“We do not discriminate in public education,” said Haffner.

“We meet each child at the door of our schools and we do all we can to support them, to believe in them, and to celebrate them for who they are.”

“Every school in every public school district must be safe and affirming for all students,” said Haffner.

Haffner was the sole board member to call for Creswell’s resignation, speaking to the Ventura County Star and at Diversity Collective’s meeting on Nov. 27.

After the reception, the board began the period of public comment. During this session, the focus was mainly on Creswell.

Some speakers took positions sympathetic to Creswell, with many even calling for him to rescind his resignation. One supportive speaker was Brent Hisayasu, Creswell’s pastor.

“There is so much support from those who know him,” said Hisayasu of Creswell. “It doesn’t matter what side of the political spectrum they’re on, or their sexual orientation… they are supporting him because Dave Creswell is like Jesus.” Photo by: Micah Wilcox

“Dave Creswell is, first and foremost, a follower of Jesus Christ, and he was a great superintendent because of this,” said Hisayasu, a preacher at Harvest Bible Chapel. “His passion was to provide an education for all students in safe and healthy, high-performing school districts, and he was relentlessly for the future of every student.”

Hisayasu also spoke out in defense of Ventura’s Christian community.

“On behalf of our church, and of Christians around Ventura, I want you to know that we are not your enemy, and the gospel of Jesus Christ is not the problem,” he added. “Our Savior came to seek and save that which was lost, I foremost, and David Creswell included. The gospel of Jesus Christ is our only hope and we, like Dave, want nothing but a safe, healthy high-performing school district.”

Other public comments centered on the actions taken by Mary Haffner.

“I have been employed with Ventura Unified School District for 16 years, and I was very proud of that association until a few weeks ago when I saw, sadly, how poorly treated Mr. Creswell was,” said Kay Miller, one speaker. “Instead of calling for his resignation, I believe the board should ask Mrs. Haffner to apologize, not only to Mr. Creswell, but to the LGBT community… I would further ask that they not accept Mr. Creswell’s resignation, but stand with him to show that the mean-spirited rhetoric and actions of Mrs. Haffner will not be tolerated.”

While most speakers took a more pro-Creswell stance, some of his most prominent critics stood firm in their calls for his resignation.

Joseph Summers, President of the Ventura County Diversity Collective, was one such speaker.

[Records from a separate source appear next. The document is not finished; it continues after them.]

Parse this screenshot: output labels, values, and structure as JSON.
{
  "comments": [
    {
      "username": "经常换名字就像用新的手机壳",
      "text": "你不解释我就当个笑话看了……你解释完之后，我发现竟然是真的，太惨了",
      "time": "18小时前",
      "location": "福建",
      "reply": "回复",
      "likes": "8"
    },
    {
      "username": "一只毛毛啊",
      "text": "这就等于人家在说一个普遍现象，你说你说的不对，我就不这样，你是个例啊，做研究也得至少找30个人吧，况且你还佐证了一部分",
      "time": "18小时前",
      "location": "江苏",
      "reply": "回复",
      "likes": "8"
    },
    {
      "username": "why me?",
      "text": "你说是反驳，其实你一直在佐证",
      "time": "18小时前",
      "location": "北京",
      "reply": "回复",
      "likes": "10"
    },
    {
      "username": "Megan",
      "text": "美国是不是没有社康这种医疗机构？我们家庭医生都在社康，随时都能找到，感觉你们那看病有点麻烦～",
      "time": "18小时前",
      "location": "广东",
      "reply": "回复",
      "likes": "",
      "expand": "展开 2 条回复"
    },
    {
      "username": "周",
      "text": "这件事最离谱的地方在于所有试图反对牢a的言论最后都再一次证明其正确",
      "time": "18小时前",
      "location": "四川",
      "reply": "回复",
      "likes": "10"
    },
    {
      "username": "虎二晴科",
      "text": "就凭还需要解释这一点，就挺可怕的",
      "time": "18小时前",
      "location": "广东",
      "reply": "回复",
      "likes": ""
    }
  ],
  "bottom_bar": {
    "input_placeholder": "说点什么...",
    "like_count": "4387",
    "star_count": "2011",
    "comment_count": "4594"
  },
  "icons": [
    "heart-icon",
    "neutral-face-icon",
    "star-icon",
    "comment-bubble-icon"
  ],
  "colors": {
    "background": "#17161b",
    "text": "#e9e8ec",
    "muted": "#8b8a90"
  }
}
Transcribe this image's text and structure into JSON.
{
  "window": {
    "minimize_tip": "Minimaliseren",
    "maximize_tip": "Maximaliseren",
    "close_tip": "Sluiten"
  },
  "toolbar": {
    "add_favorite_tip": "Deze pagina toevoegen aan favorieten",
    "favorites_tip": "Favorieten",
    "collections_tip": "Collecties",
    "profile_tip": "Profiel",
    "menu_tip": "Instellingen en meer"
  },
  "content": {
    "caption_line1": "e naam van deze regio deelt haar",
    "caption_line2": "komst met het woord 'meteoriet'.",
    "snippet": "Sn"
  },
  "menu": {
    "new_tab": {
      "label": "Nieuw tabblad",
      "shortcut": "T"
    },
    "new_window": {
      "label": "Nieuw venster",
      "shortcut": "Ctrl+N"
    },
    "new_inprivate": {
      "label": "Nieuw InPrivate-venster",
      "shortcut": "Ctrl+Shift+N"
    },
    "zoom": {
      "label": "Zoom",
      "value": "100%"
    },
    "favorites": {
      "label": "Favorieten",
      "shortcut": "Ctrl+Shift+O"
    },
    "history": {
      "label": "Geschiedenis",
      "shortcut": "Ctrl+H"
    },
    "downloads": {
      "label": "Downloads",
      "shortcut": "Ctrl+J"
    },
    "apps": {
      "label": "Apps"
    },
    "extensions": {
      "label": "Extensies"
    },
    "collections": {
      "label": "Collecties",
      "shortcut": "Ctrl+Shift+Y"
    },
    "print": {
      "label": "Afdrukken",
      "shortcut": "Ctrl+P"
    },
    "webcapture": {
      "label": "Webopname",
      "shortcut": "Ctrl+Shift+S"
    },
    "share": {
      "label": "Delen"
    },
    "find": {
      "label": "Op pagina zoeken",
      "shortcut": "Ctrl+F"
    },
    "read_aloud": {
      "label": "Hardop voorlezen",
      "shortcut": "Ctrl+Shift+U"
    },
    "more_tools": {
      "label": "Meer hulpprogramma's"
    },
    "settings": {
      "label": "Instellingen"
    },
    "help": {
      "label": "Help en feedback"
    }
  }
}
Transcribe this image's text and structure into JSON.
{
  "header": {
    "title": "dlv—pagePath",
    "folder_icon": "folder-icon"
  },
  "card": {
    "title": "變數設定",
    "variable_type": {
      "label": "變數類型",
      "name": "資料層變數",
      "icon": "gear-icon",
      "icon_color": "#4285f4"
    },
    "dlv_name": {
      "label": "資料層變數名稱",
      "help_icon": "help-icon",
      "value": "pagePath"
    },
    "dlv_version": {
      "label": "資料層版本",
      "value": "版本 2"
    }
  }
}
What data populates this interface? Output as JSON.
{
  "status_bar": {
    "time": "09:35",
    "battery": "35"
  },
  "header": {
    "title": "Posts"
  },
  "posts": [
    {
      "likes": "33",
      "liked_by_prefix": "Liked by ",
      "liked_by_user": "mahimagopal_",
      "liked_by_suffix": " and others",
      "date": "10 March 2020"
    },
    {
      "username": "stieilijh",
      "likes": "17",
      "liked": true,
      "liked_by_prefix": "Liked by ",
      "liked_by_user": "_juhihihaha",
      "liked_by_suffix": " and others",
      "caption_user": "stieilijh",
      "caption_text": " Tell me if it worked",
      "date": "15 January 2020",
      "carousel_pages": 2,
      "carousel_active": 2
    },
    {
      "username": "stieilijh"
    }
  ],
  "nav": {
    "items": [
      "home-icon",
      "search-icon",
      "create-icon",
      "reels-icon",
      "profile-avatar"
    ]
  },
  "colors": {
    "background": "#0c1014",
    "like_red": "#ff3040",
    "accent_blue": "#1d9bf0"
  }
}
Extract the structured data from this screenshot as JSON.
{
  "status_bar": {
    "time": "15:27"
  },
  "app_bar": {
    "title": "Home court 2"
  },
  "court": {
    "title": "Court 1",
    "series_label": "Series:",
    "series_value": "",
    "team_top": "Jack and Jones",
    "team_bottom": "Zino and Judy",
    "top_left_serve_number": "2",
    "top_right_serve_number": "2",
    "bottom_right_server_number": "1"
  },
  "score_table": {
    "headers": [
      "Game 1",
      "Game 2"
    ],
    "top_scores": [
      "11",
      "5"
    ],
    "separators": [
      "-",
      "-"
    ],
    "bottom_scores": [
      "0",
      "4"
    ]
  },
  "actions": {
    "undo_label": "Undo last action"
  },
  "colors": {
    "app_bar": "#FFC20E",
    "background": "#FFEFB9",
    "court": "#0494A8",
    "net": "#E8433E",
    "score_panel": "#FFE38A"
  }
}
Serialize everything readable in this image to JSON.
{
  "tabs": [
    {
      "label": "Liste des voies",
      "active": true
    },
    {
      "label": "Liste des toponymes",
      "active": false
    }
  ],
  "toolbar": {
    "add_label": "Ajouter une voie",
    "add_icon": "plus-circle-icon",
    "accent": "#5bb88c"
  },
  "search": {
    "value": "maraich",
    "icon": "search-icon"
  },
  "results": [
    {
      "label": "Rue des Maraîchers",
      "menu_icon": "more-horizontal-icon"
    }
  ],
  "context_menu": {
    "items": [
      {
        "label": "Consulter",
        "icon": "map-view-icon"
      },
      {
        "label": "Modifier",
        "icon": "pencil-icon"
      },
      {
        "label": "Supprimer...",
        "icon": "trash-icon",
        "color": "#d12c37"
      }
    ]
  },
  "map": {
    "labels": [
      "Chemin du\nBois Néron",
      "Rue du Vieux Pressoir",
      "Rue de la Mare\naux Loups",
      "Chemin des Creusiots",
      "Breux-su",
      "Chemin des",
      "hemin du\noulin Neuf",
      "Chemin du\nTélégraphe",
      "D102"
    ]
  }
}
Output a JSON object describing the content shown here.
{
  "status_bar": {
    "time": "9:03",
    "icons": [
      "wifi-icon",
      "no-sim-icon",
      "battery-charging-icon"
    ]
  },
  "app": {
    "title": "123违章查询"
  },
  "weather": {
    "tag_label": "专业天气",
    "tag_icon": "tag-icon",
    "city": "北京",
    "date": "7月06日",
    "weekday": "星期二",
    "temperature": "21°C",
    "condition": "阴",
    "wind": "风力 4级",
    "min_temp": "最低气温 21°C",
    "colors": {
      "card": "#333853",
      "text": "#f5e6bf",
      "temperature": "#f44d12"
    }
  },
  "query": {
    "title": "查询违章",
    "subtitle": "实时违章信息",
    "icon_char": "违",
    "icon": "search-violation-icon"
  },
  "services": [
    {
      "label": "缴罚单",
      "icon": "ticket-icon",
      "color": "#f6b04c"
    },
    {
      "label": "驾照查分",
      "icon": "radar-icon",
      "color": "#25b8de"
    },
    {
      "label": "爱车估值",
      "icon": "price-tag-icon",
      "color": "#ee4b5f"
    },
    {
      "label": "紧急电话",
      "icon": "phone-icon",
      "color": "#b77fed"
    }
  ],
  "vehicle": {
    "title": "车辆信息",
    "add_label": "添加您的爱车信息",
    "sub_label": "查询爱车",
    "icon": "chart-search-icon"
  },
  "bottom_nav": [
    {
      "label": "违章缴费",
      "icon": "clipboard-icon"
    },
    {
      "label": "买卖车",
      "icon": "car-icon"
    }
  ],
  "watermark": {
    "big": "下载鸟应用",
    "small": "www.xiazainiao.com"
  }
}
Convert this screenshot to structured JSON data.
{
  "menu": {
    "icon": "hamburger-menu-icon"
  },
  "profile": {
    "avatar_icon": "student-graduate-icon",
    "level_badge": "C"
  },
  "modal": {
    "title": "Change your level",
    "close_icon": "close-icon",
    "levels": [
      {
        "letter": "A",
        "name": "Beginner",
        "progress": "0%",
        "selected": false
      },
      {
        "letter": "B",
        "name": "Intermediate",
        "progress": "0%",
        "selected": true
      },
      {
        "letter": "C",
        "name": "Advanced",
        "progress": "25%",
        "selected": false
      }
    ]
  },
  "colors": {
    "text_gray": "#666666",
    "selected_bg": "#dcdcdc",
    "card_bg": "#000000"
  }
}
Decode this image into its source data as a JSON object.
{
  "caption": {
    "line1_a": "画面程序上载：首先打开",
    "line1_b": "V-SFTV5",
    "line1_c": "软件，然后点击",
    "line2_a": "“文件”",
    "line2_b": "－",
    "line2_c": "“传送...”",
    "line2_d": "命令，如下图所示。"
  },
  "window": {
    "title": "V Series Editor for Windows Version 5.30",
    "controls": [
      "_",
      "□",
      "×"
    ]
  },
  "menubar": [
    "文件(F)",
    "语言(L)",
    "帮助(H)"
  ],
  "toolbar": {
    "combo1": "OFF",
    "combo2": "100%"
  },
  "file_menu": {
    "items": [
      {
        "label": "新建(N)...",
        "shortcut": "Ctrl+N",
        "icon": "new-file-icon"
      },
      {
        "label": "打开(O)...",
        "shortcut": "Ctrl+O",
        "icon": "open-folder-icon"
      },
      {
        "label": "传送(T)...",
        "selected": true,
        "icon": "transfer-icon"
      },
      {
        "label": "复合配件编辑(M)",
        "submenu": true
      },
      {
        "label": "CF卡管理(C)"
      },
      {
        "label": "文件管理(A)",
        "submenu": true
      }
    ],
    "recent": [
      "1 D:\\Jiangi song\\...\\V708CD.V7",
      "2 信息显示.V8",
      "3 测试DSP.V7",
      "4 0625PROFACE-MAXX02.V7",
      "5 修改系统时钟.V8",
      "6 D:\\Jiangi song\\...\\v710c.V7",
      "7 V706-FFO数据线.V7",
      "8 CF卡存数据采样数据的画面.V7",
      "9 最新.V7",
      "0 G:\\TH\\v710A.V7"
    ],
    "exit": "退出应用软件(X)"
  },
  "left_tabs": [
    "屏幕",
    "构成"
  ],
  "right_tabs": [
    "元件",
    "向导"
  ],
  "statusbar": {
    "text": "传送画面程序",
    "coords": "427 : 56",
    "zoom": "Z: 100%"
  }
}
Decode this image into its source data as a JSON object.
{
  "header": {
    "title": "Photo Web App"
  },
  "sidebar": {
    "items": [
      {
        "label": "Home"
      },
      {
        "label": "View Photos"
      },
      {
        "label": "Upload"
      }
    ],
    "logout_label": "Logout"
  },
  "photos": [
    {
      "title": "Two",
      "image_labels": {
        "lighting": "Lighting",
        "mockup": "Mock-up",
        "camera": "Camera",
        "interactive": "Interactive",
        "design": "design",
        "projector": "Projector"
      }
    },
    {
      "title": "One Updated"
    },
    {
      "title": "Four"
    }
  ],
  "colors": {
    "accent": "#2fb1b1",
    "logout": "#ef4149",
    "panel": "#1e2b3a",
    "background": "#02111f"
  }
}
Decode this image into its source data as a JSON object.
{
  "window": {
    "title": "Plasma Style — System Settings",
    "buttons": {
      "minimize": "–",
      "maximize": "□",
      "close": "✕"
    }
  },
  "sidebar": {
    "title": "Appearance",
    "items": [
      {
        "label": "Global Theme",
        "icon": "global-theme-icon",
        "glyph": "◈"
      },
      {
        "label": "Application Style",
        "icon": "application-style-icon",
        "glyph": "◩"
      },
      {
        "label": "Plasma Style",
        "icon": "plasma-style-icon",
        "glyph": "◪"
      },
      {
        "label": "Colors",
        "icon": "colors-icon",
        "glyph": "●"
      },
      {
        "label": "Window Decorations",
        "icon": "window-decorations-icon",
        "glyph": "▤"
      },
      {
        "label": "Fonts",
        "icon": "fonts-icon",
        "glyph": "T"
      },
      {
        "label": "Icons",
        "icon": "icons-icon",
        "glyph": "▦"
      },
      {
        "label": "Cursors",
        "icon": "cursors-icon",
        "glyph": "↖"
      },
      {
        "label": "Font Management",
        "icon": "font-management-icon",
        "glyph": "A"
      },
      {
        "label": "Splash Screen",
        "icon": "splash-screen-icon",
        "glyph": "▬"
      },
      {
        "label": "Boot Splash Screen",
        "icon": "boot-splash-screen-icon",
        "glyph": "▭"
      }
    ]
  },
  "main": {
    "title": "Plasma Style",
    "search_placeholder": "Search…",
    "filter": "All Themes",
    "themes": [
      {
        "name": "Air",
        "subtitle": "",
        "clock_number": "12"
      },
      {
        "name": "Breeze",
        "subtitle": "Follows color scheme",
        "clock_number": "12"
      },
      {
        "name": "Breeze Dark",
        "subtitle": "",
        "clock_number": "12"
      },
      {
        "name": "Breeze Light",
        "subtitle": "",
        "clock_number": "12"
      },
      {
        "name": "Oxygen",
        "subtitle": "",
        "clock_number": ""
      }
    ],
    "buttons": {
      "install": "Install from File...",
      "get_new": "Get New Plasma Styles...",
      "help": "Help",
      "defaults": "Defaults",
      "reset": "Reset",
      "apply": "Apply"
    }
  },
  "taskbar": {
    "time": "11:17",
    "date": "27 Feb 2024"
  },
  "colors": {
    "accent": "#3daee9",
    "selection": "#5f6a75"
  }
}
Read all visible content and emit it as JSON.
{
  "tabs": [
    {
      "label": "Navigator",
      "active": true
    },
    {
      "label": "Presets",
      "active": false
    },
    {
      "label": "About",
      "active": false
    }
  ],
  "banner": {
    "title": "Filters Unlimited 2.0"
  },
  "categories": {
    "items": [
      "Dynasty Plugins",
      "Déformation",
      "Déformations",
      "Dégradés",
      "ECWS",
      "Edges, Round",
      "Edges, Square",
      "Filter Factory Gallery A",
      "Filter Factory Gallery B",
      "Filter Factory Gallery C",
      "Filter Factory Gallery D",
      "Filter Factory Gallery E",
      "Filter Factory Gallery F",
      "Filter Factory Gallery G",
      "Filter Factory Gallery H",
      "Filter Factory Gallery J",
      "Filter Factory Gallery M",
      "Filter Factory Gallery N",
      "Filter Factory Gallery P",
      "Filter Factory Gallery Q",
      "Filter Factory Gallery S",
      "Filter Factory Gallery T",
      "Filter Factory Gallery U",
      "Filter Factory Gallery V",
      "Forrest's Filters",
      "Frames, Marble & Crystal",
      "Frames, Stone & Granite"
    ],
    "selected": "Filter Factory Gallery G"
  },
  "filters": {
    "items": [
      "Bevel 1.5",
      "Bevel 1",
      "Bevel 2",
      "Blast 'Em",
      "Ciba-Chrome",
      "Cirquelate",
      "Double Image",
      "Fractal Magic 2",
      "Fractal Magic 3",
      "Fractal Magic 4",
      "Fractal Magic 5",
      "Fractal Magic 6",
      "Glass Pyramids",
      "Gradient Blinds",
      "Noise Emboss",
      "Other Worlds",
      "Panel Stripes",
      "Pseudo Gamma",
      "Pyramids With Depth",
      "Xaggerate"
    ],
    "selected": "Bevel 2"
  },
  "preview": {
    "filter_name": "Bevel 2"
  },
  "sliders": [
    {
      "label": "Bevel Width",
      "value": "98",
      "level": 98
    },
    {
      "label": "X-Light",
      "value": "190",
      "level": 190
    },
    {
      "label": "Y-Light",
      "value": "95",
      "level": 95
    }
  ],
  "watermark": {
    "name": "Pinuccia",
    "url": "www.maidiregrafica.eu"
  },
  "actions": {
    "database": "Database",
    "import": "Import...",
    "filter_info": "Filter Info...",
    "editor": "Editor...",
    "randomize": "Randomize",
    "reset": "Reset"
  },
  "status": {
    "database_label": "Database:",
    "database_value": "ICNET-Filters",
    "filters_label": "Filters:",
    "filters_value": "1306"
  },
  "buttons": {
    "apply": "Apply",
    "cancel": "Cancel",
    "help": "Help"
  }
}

“Given his position as a public school superintendent, and that his sermon, where he mocks LGBTQ high school youth, was from a time when a public school district was his employer… we know that rejecting behaviors from family based on religious beliefs, and hate speeches disguised as sermons, has major negative health outcomes for our youth,” said Summers.

“LGBTQ youth are eight times more likely to commit suicide. 86 percent of LGBTQ youth report being harassed and bullied at school… these beliefs have no place at our public schools.”

Summers also rebutted claims that Creswell was not afforded the same “restorative justice” opportunities that LGBT advocates have called for in the past. Restorative justice refers to a system in which problems are resolved through reconciliation of victims and offenders.

“Restorative justice is always victim-centered,” he said. “So, for us to take that away from the victims… does an injustice to what restorative justice is supposed to do in the long term.”

Dan Nelson, speaking in his role as president of the Ventura United Educators Association, urged the community to move forward.

“We believe in tomorrow,” said Nelson.

“We know that you will weather this storm, as difficult as it is, and we will all work together to bring Ventura Unified back together. There is a ‘unified’ in our name for a reason.”

Stating the union’s willingness to work with a new superintendent, Nelson said that the union is ready to address its concerns about various issues in VUSD, including issues regarding social, socioeconomic and racial justice and issues relating to the LGBTQI+ community.

“We know that we’re all committed to working together,” said Nelson.